MIAMI • Retired Democratic warhorse Al Gore was trotted out at a rally with Mrs Hillary Clinton to highlight an issue he has long championed - combating climate change - and to remind voters how important voting can be to the outcome of close elections.
Mr Gore, who lost the 2000 presidential race to Mr George W. Bush following an aborted recount here in Florida, vouched for Mrs Clinton's credentials on increasing the use of solar power and other renewable energy and said voters face a stark choice in the election next month against embattled Republican presidential nominee Donald Trump.
"Her opponent, based on the ideas that he has presented, would take us towards a climate catastrophe," said Mr Gore, who won the 2007 Nobel Peace Prize for his work on putting climate change on the world's political agenda.
He remains active on the issue, heading the Climate Reality Project, a global advocacy group.

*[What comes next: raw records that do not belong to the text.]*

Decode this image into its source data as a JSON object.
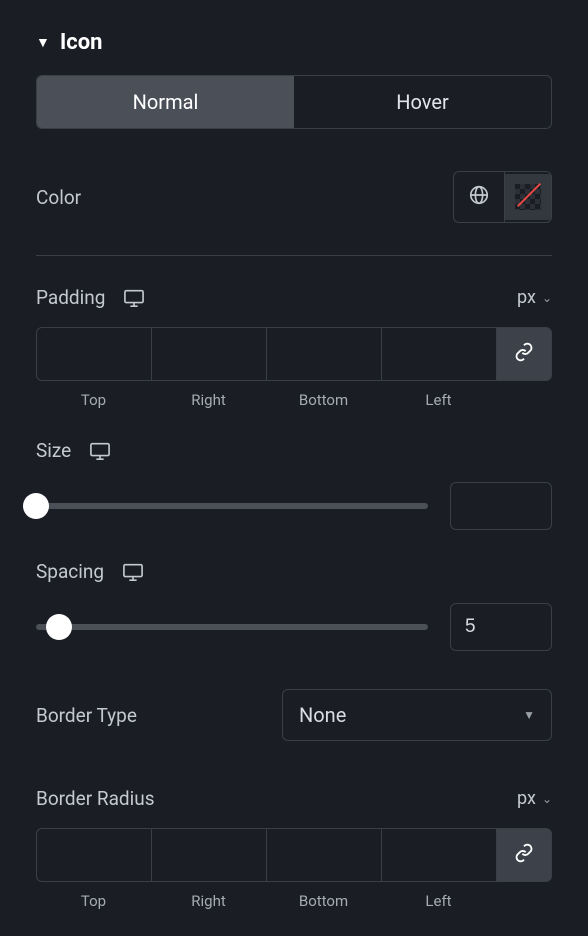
{
  "section": {
    "title": "Icon"
  },
  "tabs": {
    "normal": "Normal",
    "hover": "Hover"
  },
  "color": {
    "label": "Color"
  },
  "padding": {
    "label": "Padding",
    "unit": "px",
    "sides": {
      "top": "Top",
      "right": "Right",
      "bottom": "Bottom",
      "left": "Left"
    }
  },
  "size": {
    "label": "Size",
    "value": ""
  },
  "spacing": {
    "label": "Spacing",
    "value": "5"
  },
  "borderType": {
    "label": "Border Type",
    "value": "None"
  },
  "borderRadius": {
    "label": "Border Radius",
    "unit": "px",
    "sides": {
      "top": "Top",
      "right": "Right",
      "bottom": "Bottom",
      "left": "Left"
    }
  }
}
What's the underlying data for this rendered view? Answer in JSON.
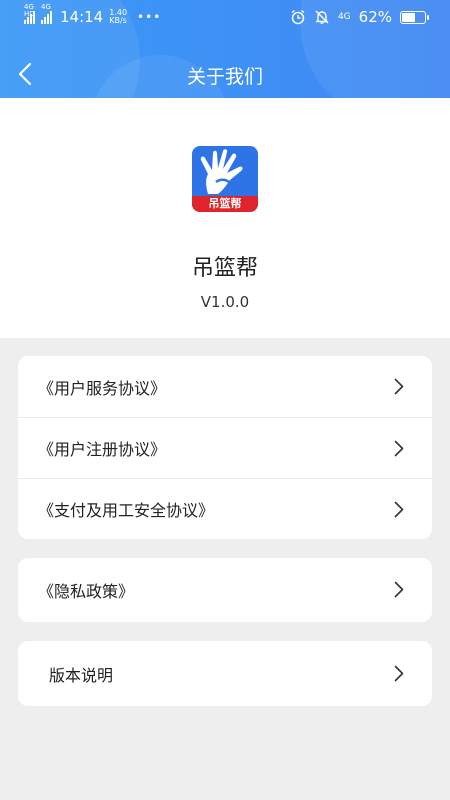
{
  "status_bar": {
    "signal_1_tag": "4G HD",
    "signal_2_tag": "4G",
    "time": "14:14",
    "speed_value": "1.40",
    "speed_unit": "KB/s",
    "more": "•••",
    "network": "4G",
    "battery_text": "62%",
    "battery_level": 0.62
  },
  "nav": {
    "title": "关于我们"
  },
  "app": {
    "logo_text": "吊篮帮",
    "name": "吊篮帮",
    "version": "V1.0.0",
    "brand_blue": "#2f74e6",
    "brand_red": "#e0242b"
  },
  "agreements": [
    {
      "label": "《用户服务协议》"
    },
    {
      "label": "《用户注册协议》"
    },
    {
      "label": "《支付及用工安全协议》"
    }
  ],
  "privacy": {
    "label": "《隐私政策》"
  },
  "version_info": {
    "label": "版本说明"
  },
  "colors": {
    "header_gradient_start": "#3a98f6",
    "header_gradient_end": "#3f86f3",
    "page_background": "#eeeeee"
  }
}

Appearing clean-shaven and considerably greyer than during his years in office, Mr Gore sounded professorial as he talked about atmospheric changes, and he came across as a little rusty on the political stump.
EARTH'S FUTURE AT STAKE

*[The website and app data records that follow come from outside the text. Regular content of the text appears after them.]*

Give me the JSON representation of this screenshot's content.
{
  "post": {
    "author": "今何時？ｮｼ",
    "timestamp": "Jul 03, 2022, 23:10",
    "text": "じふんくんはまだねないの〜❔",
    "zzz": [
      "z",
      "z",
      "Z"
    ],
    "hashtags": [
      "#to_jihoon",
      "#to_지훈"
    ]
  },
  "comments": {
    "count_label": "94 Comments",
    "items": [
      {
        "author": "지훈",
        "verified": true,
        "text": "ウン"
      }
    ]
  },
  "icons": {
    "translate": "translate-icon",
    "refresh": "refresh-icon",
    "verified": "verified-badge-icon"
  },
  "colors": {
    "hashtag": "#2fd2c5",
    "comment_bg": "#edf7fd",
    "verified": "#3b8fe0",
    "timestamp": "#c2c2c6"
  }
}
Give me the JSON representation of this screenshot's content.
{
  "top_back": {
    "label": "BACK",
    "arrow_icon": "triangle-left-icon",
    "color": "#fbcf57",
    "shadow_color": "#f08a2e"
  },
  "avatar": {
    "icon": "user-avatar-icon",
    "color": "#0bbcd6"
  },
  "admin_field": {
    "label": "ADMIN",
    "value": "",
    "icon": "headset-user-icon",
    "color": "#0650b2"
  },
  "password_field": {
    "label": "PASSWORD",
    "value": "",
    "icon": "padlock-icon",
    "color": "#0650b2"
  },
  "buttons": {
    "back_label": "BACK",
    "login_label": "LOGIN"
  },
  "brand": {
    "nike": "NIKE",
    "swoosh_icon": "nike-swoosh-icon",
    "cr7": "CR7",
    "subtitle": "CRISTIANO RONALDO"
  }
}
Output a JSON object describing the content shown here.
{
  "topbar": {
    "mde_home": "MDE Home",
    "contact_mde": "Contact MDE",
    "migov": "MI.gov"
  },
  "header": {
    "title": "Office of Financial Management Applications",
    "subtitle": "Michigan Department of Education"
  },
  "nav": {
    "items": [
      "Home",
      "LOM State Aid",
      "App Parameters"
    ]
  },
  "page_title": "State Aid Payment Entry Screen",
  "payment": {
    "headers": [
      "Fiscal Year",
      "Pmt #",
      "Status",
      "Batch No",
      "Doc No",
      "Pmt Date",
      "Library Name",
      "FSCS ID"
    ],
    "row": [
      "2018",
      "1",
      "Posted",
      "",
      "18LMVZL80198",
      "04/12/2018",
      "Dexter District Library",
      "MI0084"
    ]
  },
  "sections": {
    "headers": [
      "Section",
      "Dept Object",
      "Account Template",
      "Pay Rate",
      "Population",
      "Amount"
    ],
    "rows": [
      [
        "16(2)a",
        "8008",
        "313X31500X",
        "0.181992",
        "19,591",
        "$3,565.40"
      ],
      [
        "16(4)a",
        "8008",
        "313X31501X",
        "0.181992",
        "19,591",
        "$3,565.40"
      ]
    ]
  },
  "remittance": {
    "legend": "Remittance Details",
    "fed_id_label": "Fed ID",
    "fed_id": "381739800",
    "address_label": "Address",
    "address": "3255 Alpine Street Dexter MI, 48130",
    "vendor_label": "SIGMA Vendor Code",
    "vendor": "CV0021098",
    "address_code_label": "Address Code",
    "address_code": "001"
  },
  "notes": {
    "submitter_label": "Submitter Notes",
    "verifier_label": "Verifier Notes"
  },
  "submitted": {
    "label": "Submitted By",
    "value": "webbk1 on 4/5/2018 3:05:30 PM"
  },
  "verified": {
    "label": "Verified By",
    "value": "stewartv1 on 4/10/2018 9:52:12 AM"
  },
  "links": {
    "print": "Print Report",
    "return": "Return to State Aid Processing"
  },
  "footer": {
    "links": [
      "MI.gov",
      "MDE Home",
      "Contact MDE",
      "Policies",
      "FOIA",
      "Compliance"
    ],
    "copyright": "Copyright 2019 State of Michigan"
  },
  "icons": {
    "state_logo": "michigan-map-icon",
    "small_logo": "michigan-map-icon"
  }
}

Her opponent, based on the ideas that he has presented, would take us towards a climate catastrophe.
MR AL GORE, on Mr Donald Trump, who has famously referred to climate change as a hoax perpetrated by the Chinese.

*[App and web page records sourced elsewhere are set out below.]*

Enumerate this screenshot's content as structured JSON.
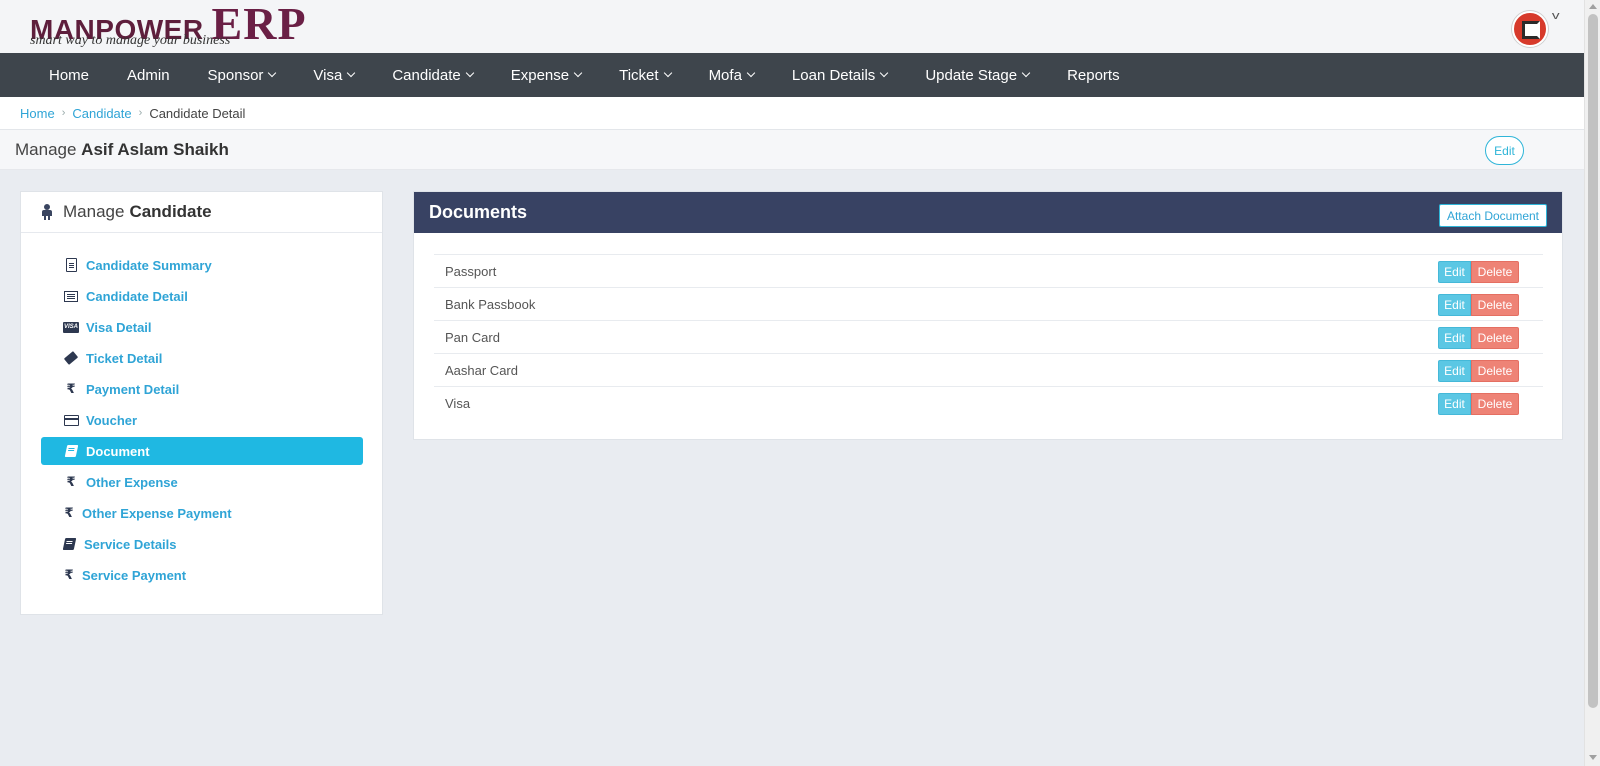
{
  "header": {
    "logo_manpower": "MANPOWER",
    "logo_erp": "ERP",
    "logo_tagline": "smart way to manage your business"
  },
  "nav": {
    "items": [
      {
        "label": "Home",
        "dropdown": false
      },
      {
        "label": "Admin",
        "dropdown": false
      },
      {
        "label": "Sponsor",
        "dropdown": true
      },
      {
        "label": "Visa",
        "dropdown": true
      },
      {
        "label": "Candidate",
        "dropdown": true
      },
      {
        "label": "Expense",
        "dropdown": true
      },
      {
        "label": "Ticket",
        "dropdown": true
      },
      {
        "label": "Mofa",
        "dropdown": true
      },
      {
        "label": "Loan Details",
        "dropdown": true
      },
      {
        "label": "Update Stage",
        "dropdown": true
      },
      {
        "label": "Reports",
        "dropdown": false
      }
    ]
  },
  "breadcrumb": {
    "home": "Home",
    "candidate": "Candidate",
    "current": "Candidate Detail"
  },
  "page": {
    "title_prefix": "Manage",
    "title_name": "Asif Aslam Shaikh",
    "edit_label": "Edit"
  },
  "sidebar": {
    "heading_prefix": "Manage",
    "heading_bold": "Candidate",
    "items": [
      {
        "label": "Candidate Summary",
        "icon": "file-text-icon"
      },
      {
        "label": "Candidate Detail",
        "icon": "list-alt-icon"
      },
      {
        "label": "Visa Detail",
        "icon": "visa-icon",
        "icon_text": "VISA"
      },
      {
        "label": "Ticket Detail",
        "icon": "ticket-icon"
      },
      {
        "label": "Payment Detail",
        "icon": "rupee-icon",
        "icon_text": "₹"
      },
      {
        "label": "Voucher",
        "icon": "credit-card-icon"
      },
      {
        "label": "Document",
        "icon": "book-icon",
        "active": true
      },
      {
        "label": "Other Expense",
        "icon": "rupee-icon",
        "icon_text": "₹"
      },
      {
        "label": "Other Expense Payment",
        "icon": "rupee-icon",
        "icon_text": "₹"
      },
      {
        "label": "Service Details",
        "icon": "book-icon"
      },
      {
        "label": "Service Payment",
        "icon": "rupee-icon",
        "icon_text": "₹"
      }
    ]
  },
  "documents": {
    "title": "Documents",
    "attach_label": "Attach Document",
    "edit_label": "Edit",
    "delete_label": "Delete",
    "rows": [
      {
        "name": "Passport"
      },
      {
        "name": "Bank Passbook"
      },
      {
        "name": "Pan Card"
      },
      {
        "name": "Aashar Card"
      },
      {
        "name": "Visa"
      }
    ]
  },
  "colors": {
    "navbar": "#3e454c",
    "panel_header": "#384263",
    "accent": "#1fb8e2",
    "link": "#2fa4d6",
    "edit_button": "#5bc7e4",
    "delete_button": "#ee8376",
    "brand": "#6a1f45"
  }
}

It was his first - and what is expected to be his only - appearance this election with Mrs Clinton, whose husband he served under for eight years in the White House.
The Democrat's emphasis on climate change was intended to resonate with millennials, a voting bloc that has been slow to warm to Mrs Clinton and that in polls consistently ranks the issue as a greater concern than their older counterparts.
Mr Trump has famously referred to climate change as a hoax perpetrated by the Chinese.
Mrs Clinton told the audience at Miami Dade College's Kendall campus that she would turn to Mr Gore for advice on climate change upon entering the Oval Office, and called him "one of the world's foremost leaders" on the subject.
Mr Gore's presence on Tuesday at the rally was also intended as a cautionary note to Democratic-leaning voters who may consider sitting out this election or peeling off to vote next month for Libertarian Gary Johnson or Green Party nominee Jill Stein.
In 2000, Democrats say, Mr Gore would have become president if not for Mr Ralph Nader, the Green Party candidate, who siphoned more votes from Mr Gore than Mr Bush.
"Your vote really, really, really counts," Mr Gore told the audience assembled in a gym here.
"You can consider me as an Exhibit A of that."
Chants of "You won, you won, you won" broke out.
Florida was a poignant choice of venue for Mr Gore. Had he prevailed in the state in 2000, he would have succeeded Mr Bill Clinton as president instead of Mr Bush.
Florida's status as a key battleground again in this year's presidential race was evident elsewhere in the state on Tuesday, with Mr Clinton and Mr Trump also making appearances.